**Exercise directions**
Your answer should be the records, copied exactly, with the pictures removed.

**Material supplied**
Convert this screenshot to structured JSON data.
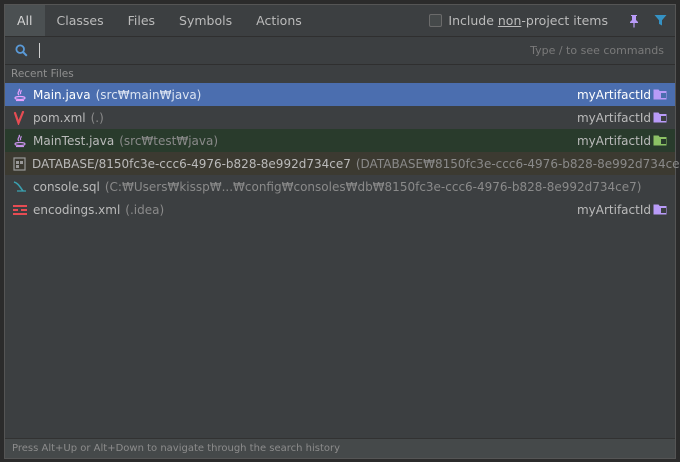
{
  "tabs": [
    {
      "label": "All",
      "active": true
    },
    {
      "label": "Classes",
      "active": false
    },
    {
      "label": "Files",
      "active": false
    },
    {
      "label": "Symbols",
      "active": false
    },
    {
      "label": "Actions",
      "active": false
    }
  ],
  "include_nonproject": {
    "prefix": "Include ",
    "underlined": "non",
    "suffix": "-project items",
    "checked": false
  },
  "search": {
    "value": "",
    "hint": "Type / to see commands"
  },
  "section_title": "Recent Files",
  "items": [
    {
      "icon": "java-file-icon",
      "name": "Main.java",
      "location": "(src₩main₩java)",
      "module": "myArtifactId",
      "module_icon": "module-folder-icon",
      "state": "selected"
    },
    {
      "icon": "maven-file-icon",
      "name": "pom.xml",
      "location": "(.)",
      "module": "myArtifactId",
      "module_icon": "module-folder-icon",
      "state": "normal"
    },
    {
      "icon": "java-file-icon",
      "name": "MainTest.java",
      "location": "(src₩test₩java)",
      "module": "myArtifactId",
      "module_icon": "test-folder-icon",
      "state": "test"
    },
    {
      "icon": "database-icon",
      "name": "DATABASE/8150fc3e-ccc6-4976-b828-8e992d734ce7",
      "location": "(DATABASE₩8150fc3e-ccc6-4976-b828-8e992d734ce7)",
      "module": "",
      "module_icon": "",
      "state": "db"
    },
    {
      "icon": "sql-console-icon",
      "name": "console.sql",
      "location": "(C:₩Users₩kissp₩...₩config₩consoles₩db₩8150fc3e-ccc6-4976-b828-8e992d734ce7)",
      "module": "",
      "module_icon": "",
      "state": "normal"
    },
    {
      "icon": "xml-config-icon",
      "name": "encodings.xml",
      "location": "(.idea)",
      "module": "myArtifactId",
      "module_icon": "module-folder-icon",
      "state": "normal"
    }
  ],
  "footer": "Press Alt+Up or Alt+Down to navigate through the search history",
  "colors": {
    "selected": "#4b6eaf",
    "test_row": "#293b2c",
    "db_row": "#3c3a31",
    "accent": "#3592c4"
  }
}
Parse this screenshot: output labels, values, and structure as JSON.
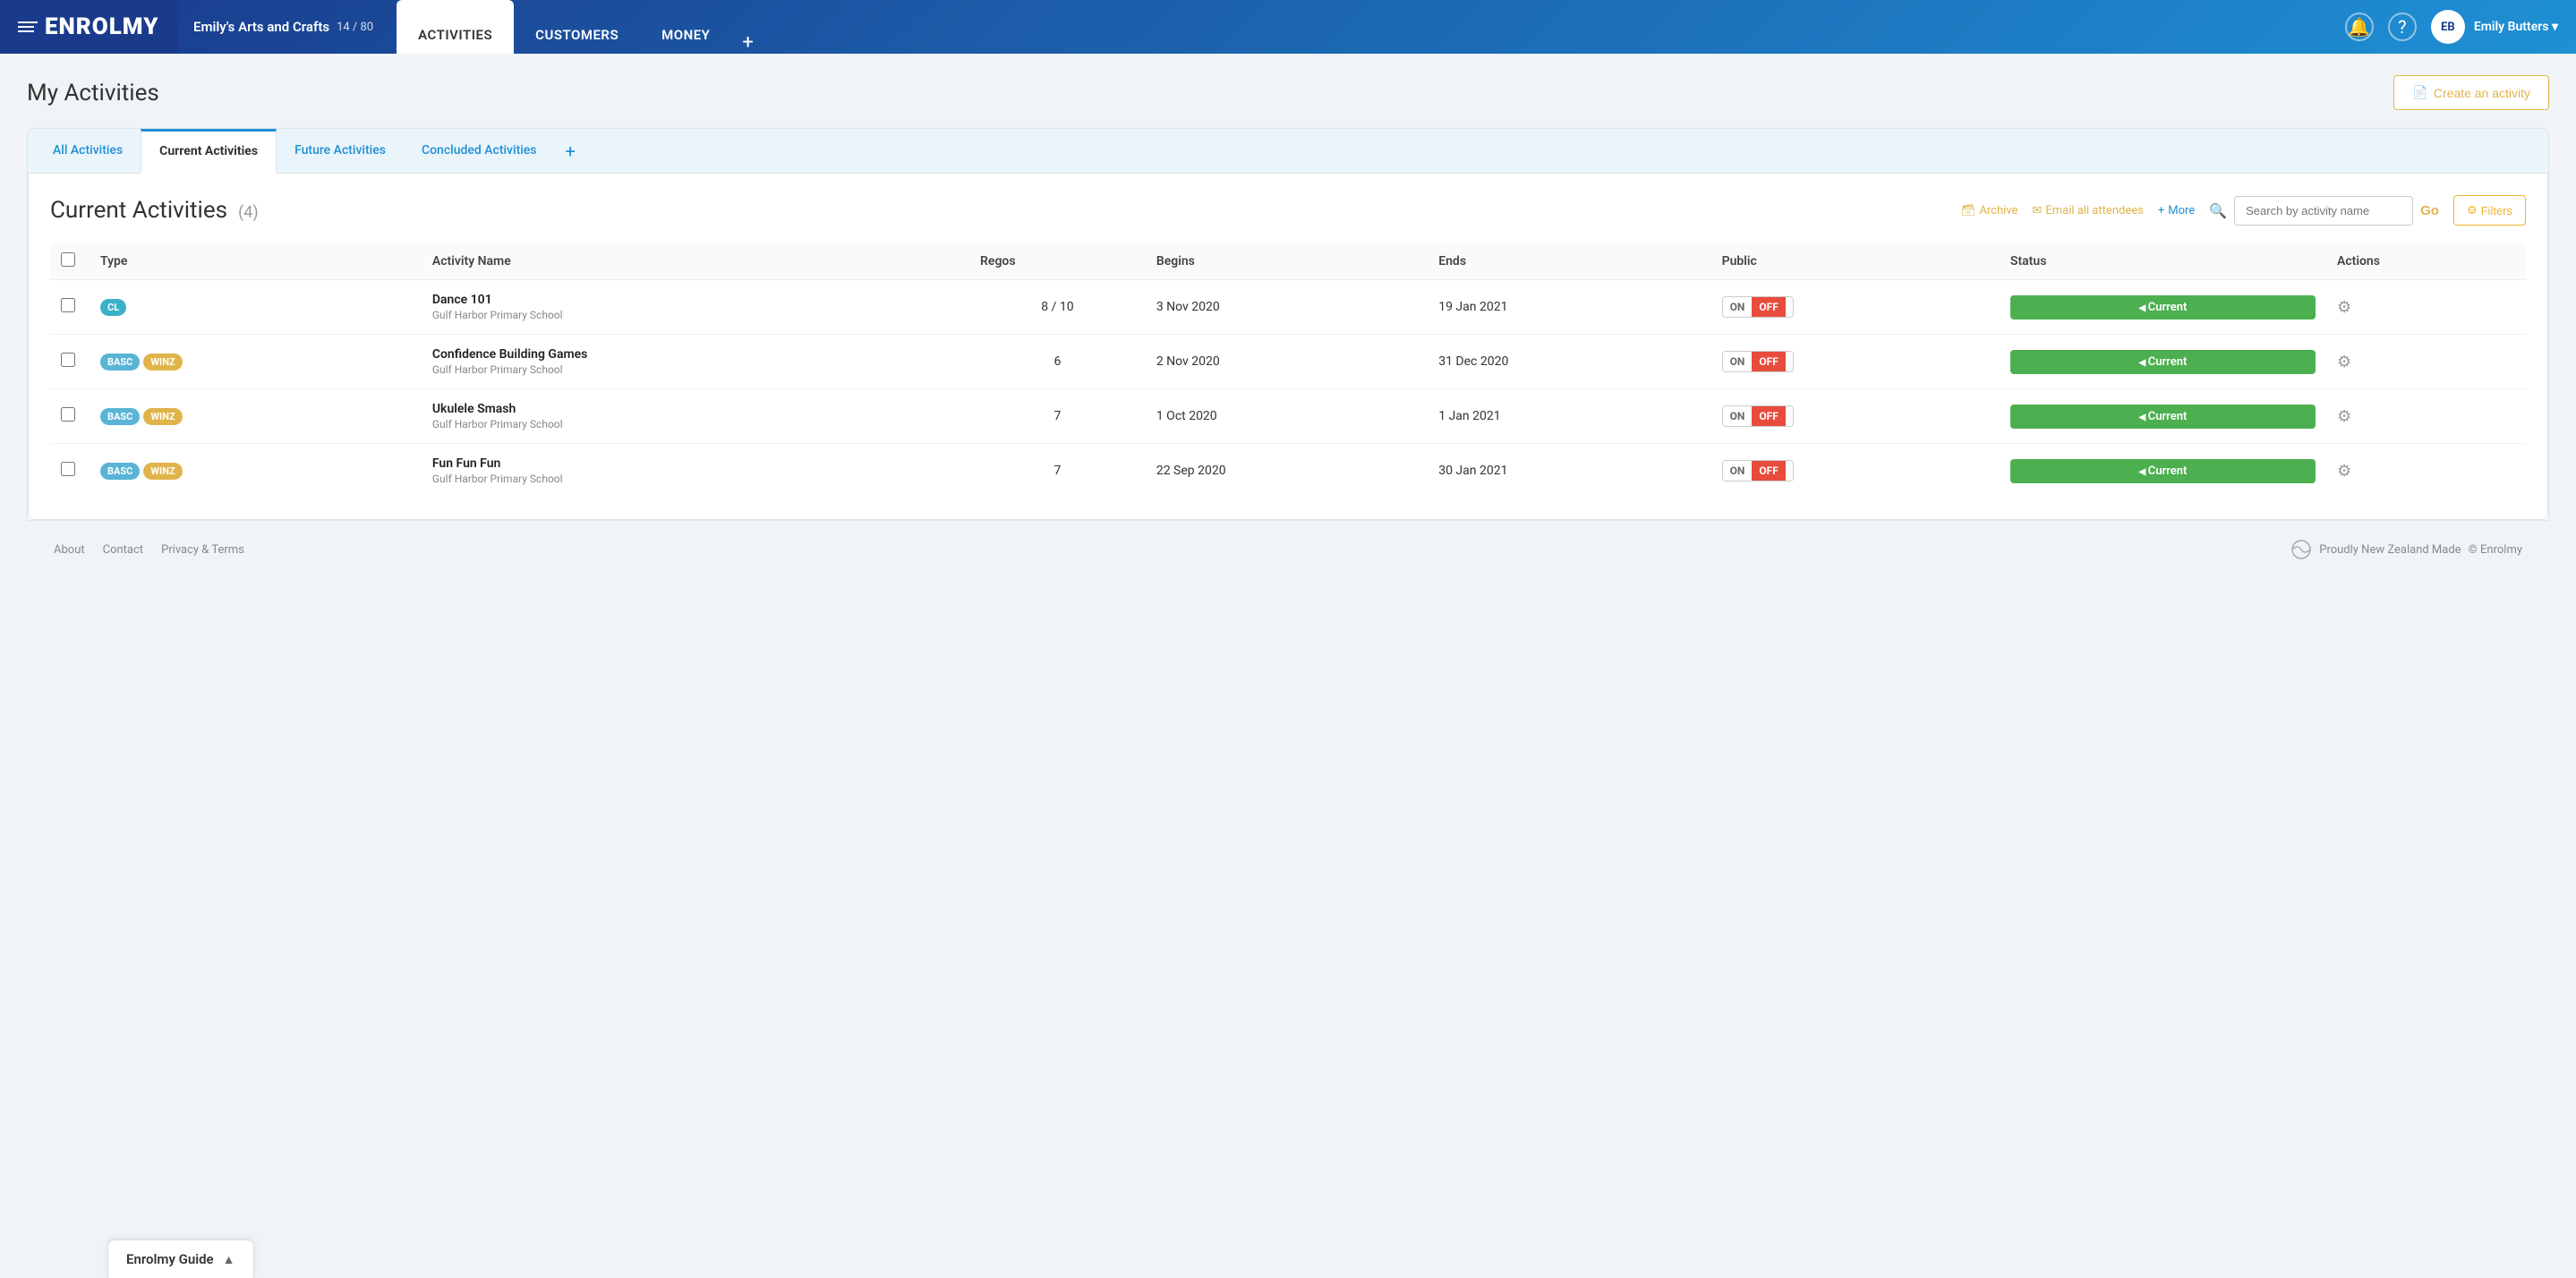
{
  "header": {
    "logo": "ENROLMY",
    "org_name": "Emily's Arts and Crafts",
    "org_count": "14 / 80",
    "nav_tabs": [
      {
        "label": "ACTIVITIES",
        "active": false
      },
      {
        "label": "CUSTOMERS",
        "active": false
      },
      {
        "label": "MONEY",
        "active": false
      }
    ],
    "user_initials": "EB",
    "user_name": "Emily Butters"
  },
  "page": {
    "title": "My Activities",
    "create_btn": "Create an activity"
  },
  "tabs": [
    {
      "label": "All Activities",
      "active": false
    },
    {
      "label": "Current Activities",
      "active": true
    },
    {
      "label": "Future Activities",
      "active": false
    },
    {
      "label": "Concluded Activities",
      "active": false
    }
  ],
  "section": {
    "title": "Current Activities",
    "count": "(4)",
    "archive_label": "Archive",
    "email_label": "Email all attendees",
    "more_label": "More",
    "search_placeholder": "Search by activity name",
    "go_label": "Go",
    "filters_label": "Filters",
    "table": {
      "columns": [
        "",
        "Type",
        "Activity Name",
        "Regos",
        "Begins",
        "Ends",
        "Public",
        "Status",
        "Actions"
      ],
      "rows": [
        {
          "badges": [
            "CL"
          ],
          "badge_types": [
            "cl"
          ],
          "name": "Dance 101",
          "location": "Gulf Harbor Primary School",
          "regos": "8 / 10",
          "begins": "3 Nov 2020",
          "ends": "19 Jan 2021",
          "public_on": "ON",
          "public_off": "OFF",
          "status": "Current"
        },
        {
          "badges": [
            "BASC",
            "WINZ"
          ],
          "badge_types": [
            "basc",
            "winz"
          ],
          "name": "Confidence Building Games",
          "location": "Gulf Harbor Primary School",
          "regos": "6",
          "begins": "2 Nov 2020",
          "ends": "31 Dec 2020",
          "public_on": "ON",
          "public_off": "OFF",
          "status": "Current"
        },
        {
          "badges": [
            "BASC",
            "WINZ"
          ],
          "badge_types": [
            "basc",
            "winz"
          ],
          "name": "Ukulele Smash",
          "location": "Gulf Harbor Primary School",
          "regos": "7",
          "begins": "1 Oct 2020",
          "ends": "1 Jan 2021",
          "public_on": "ON",
          "public_off": "OFF",
          "status": "Current"
        },
        {
          "badges": [
            "BASC",
            "WINZ"
          ],
          "badge_types": [
            "basc",
            "winz"
          ],
          "name": "Fun Fun Fun",
          "location": "Gulf Harbor Primary School",
          "regos": "7",
          "begins": "22 Sep 2020",
          "ends": "30 Jan 2021",
          "public_on": "ON",
          "public_off": "OFF",
          "status": "Current"
        }
      ]
    }
  },
  "footer": {
    "about": "About",
    "contact": "Contact",
    "privacy": "Privacy & Terms",
    "nz_made": "Proudly New Zealand Made",
    "copyright": "© Enrolmy"
  },
  "guide": {
    "label": "Enrolmy Guide"
  }
}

**Solution to this problem**
Convert this screenshot to structured JSON data.
{
  "tabs": [
    {
      "label": "All",
      "active": true
    },
    {
      "label": "Classes",
      "active": false
    },
    {
      "label": "Files",
      "active": false
    },
    {
      "label": "Symbols",
      "active": false
    },
    {
      "label": "Actions",
      "active": false
    }
  ],
  "include_nonproject": {
    "prefix": "Include ",
    "underlined": "non",
    "suffix": "-project items",
    "checked": false
  },
  "search": {
    "value": "",
    "hint": "Type / to see commands"
  },
  "section_title": "Recent Files",
  "items": [
    {
      "icon": "java-file-icon",
      "name": "Main.java",
      "location": "(src₩main₩java)",
      "module": "myArtifactId",
      "module_icon": "module-folder-icon",
      "state": "selected"
    },
    {
      "icon": "maven-file-icon",
      "name": "pom.xml",
      "location": "(.)",
      "module": "myArtifactId",
      "module_icon": "module-folder-icon",
      "state": "normal"
    },
    {
      "icon": "java-file-icon",
      "name": "MainTest.java",
      "location": "(src₩test₩java)",
      "module": "myArtifactId",
      "module_icon": "test-folder-icon",
      "state": "test"
    },
    {
      "icon": "database-icon",
      "name": "DATABASE/8150fc3e-ccc6-4976-b828-8e992d734ce7",
      "location": "(DATABASE₩8150fc3e-ccc6-4976-b828-8e992d734ce7)",
      "module": "",
      "module_icon": "",
      "state": "db"
    },
    {
      "icon": "sql-console-icon",
      "name": "console.sql",
      "location": "(C:₩Users₩kissp₩...₩config₩consoles₩db₩8150fc3e-ccc6-4976-b828-8e992d734ce7)",
      "module": "",
      "module_icon": "",
      "state": "normal"
    },
    {
      "icon": "xml-config-icon",
      "name": "encodings.xml",
      "location": "(.idea)",
      "module": "myArtifactId",
      "module_icon": "module-folder-icon",
      "state": "normal"
    }
  ],
  "footer": "Press Alt+Up or Alt+Down to navigate through the search history",
  "colors": {
    "selected": "#4b6eaf",
    "test_row": "#293b2c",
    "db_row": "#3c3a31",
    "accent": "#3592c4"
  }
}
Parse this screenshot: output labels, values, and structure as JSON.
{
  "header": {
    "logo": "ENROLMY",
    "org_name": "Emily's Arts and Crafts",
    "org_count": "14 / 80",
    "nav_tabs": [
      {
        "label": "ACTIVITIES",
        "active": false
      },
      {
        "label": "CUSTOMERS",
        "active": false
      },
      {
        "label": "MONEY",
        "active": false
      }
    ],
    "user_initials": "EB",
    "user_name": "Emily Butters"
  },
  "page": {
    "title": "My Activities",
    "create_btn": "Create an activity"
  },
  "tabs": [
    {
      "label": "All Activities",
      "active": false
    },
    {
      "label": "Current Activities",
      "active": true
    },
    {
      "label": "Future Activities",
      "active": false
    },
    {
      "label": "Concluded Activities",
      "active": false
    }
  ],
  "section": {
    "title": "Current Activities",
    "count": "(4)",
    "archive_label": "Archive",
    "email_label": "Email all attendees",
    "more_label": "More",
    "search_placeholder": "Search by activity name",
    "go_label": "Go",
    "filters_label": "Filters",
    "table": {
      "columns": [
        "",
        "Type",
        "Activity Name",
        "Regos",
        "Begins",
        "Ends",
        "Public",
        "Status",
        "Actions"
      ],
      "rows": [
        {
          "badges": [
            "CL"
          ],
          "badge_types": [
            "cl"
          ],
          "name": "Dance 101",
          "location": "Gulf Harbor Primary School",
          "regos": "8 / 10",
          "begins": "3 Nov 2020",
          "ends": "19 Jan 2021",
          "public_on": "ON",
          "public_off": "OFF",
          "status": "Current"
        },
        {
          "badges": [
            "BASC",
            "WINZ"
          ],
          "badge_types": [
            "basc",
            "winz"
          ],
          "name": "Confidence Building Games",
          "location": "Gulf Harbor Primary School",
          "regos": "6",
          "begins": "2 Nov 2020",
          "ends": "31 Dec 2020",
          "public_on": "ON",
          "public_off": "OFF",
          "status": "Current"
        },
        {
          "badges": [
            "BASC",
            "WINZ"
          ],
          "badge_types": [
            "basc",
            "winz"
          ],
          "name": "Ukulele Smash",
          "location": "Gulf Harbor Primary School",
          "regos": "7",
          "begins": "1 Oct 2020",
          "ends": "1 Jan 2021",
          "public_on": "ON",
          "public_off": "OFF",
          "status": "Current"
        },
        {
          "badges": [
            "BASC",
            "WINZ"
          ],
          "badge_types": [
            "basc",
            "winz"
          ],
          "name": "Fun Fun Fun",
          "location": "Gulf Harbor Primary School",
          "regos": "7",
          "begins": "22 Sep 2020",
          "ends": "30 Jan 2021",
          "public_on": "ON",
          "public_off": "OFF",
          "status": "Current"
        }
      ]
    }
  },
  "footer": {
    "about": "About",
    "contact": "Contact",
    "privacy": "Privacy & Terms",
    "nz_made": "Proudly New Zealand Made",
    "copyright": "© Enrolmy"
  },
  "guide": {
    "label": "Enrolmy Guide"
  }
}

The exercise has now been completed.